Next to your house, buying a luxury or exotic car can be your second biggest investment. The cost of buying this kind of car can be high, especially when you add in the luxury tax, destination charges and dealer preparation charges, plus sales tax on the retail price you pay. Also, expect to pay higher auto insurance rates, depending on where you live. That’s the bad news.

The good news is, there are some remarkably good values when you consider buying a quality, previously owned, high – end luxury or exotic car. Most people are apprehensive about buying a car a couple of years old or older, but if you do your homework, you can save thousands of dollars on the price of the car, luxury tax, sales tax and auto insurance.

Finding the right previously owned luxury or exotic car takes time and patience.

RULE #1: ALWAYS have the car checked out by a qualified mechanic who specializes in the type of car you are looking to purchase. Choose a mechanic who will look for frame damage and previous body damage, as well as perform a thorough inspection of these key areas:

Lubrication – Fuel – Air Conditioning & Heating – Front Suspension – Brakes – Final Drive – Engine Instruments – Ignition – Lights – Cooling System – Rear Suspension – Drive Line – Steering Diesel (if applicable) – Starting – Differential – Transmission – Electrical – Tires & Wheels Electrical Accessories – Visibility – Exhaust

The ideal buy is from the original owner who has all of the service records to accompany the car. If this is your preliminary observation, then you have made a great head start. At Monaco Motors, we go through all of the cars that we put up for sale. We fix whatever needs fixing, then we sell the cars.

Here are a few questions to ask yourself BEFORE bringing the car to a qualified mechanic for inspection:

Are the door seams evenly spaced? Are the hood and trunk seams even? Do any opening and closing units drag? How are the interior seams? How are the steering wheel stitches (if applicable)? Is the convertible top torn or weathered (if applicable)? Do the paint lines show over spray, indicating previous body work or repainting? Does all the paint match when you look at the car from a distance? Are the bumpers horizontal? Do they have title to the car? Ask if it is clean title, which would mean it is not a salvage title. When you test drive the car, how well does it shift, either manually or automatically? Does the car’s exhaust produce smoke? Have you looked at the car’s service book history? Have you asked for and reviewed the service invoices for work done on the car?

Now that you have done the preliminary work, it’s time to take it to a qualified mechanic who specializes in the type of car you are looking to buy, for a second opinion. Remember, an ounce of prevention is worth a pound of cure and in this case, could mean the difference in thousands of dollars of future repair bills if you buy unwisely. Let the buyer beware.

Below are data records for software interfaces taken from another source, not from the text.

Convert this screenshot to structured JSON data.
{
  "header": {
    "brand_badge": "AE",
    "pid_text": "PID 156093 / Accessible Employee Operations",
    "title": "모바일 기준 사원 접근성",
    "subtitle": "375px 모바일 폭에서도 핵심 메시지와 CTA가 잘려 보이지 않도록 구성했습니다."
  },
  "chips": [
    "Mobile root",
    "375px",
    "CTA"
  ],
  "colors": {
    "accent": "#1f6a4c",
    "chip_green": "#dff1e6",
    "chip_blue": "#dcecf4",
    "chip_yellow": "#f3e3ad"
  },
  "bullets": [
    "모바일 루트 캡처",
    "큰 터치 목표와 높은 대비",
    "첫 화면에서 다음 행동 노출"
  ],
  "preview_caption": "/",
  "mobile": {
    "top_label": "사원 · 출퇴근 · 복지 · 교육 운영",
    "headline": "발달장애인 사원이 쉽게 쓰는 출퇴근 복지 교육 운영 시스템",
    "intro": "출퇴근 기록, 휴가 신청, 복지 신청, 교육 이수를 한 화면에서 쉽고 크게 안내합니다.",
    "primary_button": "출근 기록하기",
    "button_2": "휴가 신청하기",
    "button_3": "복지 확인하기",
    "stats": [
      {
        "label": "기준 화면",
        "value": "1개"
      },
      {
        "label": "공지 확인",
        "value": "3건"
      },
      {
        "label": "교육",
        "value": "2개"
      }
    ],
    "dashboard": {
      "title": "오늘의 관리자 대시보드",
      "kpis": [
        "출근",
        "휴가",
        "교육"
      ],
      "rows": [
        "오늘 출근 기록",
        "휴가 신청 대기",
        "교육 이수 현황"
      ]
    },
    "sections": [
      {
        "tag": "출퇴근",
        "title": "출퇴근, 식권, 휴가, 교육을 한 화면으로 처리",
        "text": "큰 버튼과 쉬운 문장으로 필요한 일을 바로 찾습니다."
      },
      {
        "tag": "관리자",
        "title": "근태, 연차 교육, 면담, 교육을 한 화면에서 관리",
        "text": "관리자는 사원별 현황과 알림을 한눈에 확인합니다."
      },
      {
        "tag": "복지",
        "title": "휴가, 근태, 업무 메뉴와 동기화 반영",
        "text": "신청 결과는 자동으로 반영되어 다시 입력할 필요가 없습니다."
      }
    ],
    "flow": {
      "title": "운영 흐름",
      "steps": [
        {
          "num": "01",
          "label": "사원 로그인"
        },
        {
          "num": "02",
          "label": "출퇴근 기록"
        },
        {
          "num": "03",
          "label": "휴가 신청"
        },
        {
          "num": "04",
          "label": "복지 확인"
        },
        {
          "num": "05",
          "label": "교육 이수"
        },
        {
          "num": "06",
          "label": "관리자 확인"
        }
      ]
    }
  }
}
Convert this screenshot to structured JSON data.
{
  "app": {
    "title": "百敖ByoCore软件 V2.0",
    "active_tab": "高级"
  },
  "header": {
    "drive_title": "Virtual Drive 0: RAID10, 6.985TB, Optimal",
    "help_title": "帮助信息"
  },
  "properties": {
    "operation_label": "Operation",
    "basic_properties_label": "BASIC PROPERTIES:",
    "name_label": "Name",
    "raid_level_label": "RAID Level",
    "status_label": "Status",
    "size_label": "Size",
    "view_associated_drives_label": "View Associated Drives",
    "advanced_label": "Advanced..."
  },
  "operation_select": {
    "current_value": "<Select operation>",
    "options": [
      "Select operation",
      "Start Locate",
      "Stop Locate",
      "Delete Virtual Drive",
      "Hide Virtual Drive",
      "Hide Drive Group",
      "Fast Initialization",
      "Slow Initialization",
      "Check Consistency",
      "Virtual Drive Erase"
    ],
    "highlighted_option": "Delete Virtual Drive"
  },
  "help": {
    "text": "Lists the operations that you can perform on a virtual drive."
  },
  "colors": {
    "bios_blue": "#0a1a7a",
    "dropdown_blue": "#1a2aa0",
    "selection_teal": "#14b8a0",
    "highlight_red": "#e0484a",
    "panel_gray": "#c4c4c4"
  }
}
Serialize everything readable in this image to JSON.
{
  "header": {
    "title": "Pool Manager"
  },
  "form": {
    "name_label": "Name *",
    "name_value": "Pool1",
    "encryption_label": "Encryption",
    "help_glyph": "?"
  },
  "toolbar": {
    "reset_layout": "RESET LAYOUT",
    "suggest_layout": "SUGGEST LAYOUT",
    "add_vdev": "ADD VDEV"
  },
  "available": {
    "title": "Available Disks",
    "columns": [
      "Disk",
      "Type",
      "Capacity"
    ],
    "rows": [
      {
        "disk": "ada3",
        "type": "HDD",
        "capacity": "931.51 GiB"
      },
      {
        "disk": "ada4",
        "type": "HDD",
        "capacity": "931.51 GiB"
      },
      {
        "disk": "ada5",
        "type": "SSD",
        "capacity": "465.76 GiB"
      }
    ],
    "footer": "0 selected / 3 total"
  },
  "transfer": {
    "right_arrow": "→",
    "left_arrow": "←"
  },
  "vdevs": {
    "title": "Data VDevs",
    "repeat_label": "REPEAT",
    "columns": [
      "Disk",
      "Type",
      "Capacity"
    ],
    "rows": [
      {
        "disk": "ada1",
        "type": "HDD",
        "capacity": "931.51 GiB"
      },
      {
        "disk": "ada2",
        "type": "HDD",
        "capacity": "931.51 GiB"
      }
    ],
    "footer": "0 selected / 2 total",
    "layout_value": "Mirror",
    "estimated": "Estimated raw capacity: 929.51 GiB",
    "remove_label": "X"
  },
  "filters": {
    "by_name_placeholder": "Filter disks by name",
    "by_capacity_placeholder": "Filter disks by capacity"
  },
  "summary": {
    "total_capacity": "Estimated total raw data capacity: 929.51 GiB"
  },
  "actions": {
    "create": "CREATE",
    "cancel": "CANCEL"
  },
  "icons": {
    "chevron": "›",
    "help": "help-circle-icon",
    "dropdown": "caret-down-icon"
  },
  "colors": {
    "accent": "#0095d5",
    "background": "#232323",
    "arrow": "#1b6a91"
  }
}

Note: Wade Lennan has over 28 years experience, servicing BMW, Mercedes, Porsche, Ferrari and Rolls Royce, and is the owner of Monaco Motors in Canoga Park, California.

Is it a good Idea to Let your European car sit for an extended time?
It’s not like aging a bottle of wine. We’re talking about a fine European automobile! Perhaps the worse thing you can do for your car, or yourself, for that matter, is to let your car sit.

Let’s look at the car with its rubbers and fluids. The rubber bushings start to deteriorate without any lubrication. Water pump seals are famous for failing when the car sits unused for extended periods. Ferraris are especially susceptible to this problem.

Depending upon how much time has passed, the gas starts going bad and tarnishing the internal components of the injection system. The tires start to form to the floor and cause flat spots, rot and crack.

Let’s not forget about the little creatures that run around on the ground. They jump up into the engine compartment, make a nest and take up residence! These creatures sharpen their teeth on your expensive wiring and chew it up. So, be good to yourself. Don’t let your valuable investment deteriorate. Preserve your car and your pocketbook by driving your car.

However, if you have to store your car, take it out for a lengthy drive at least twice a month. Start up the engine weekly and let the car warm up. This enables the fluids to circulate throughout the car and help keep those pesky little creatures at bay.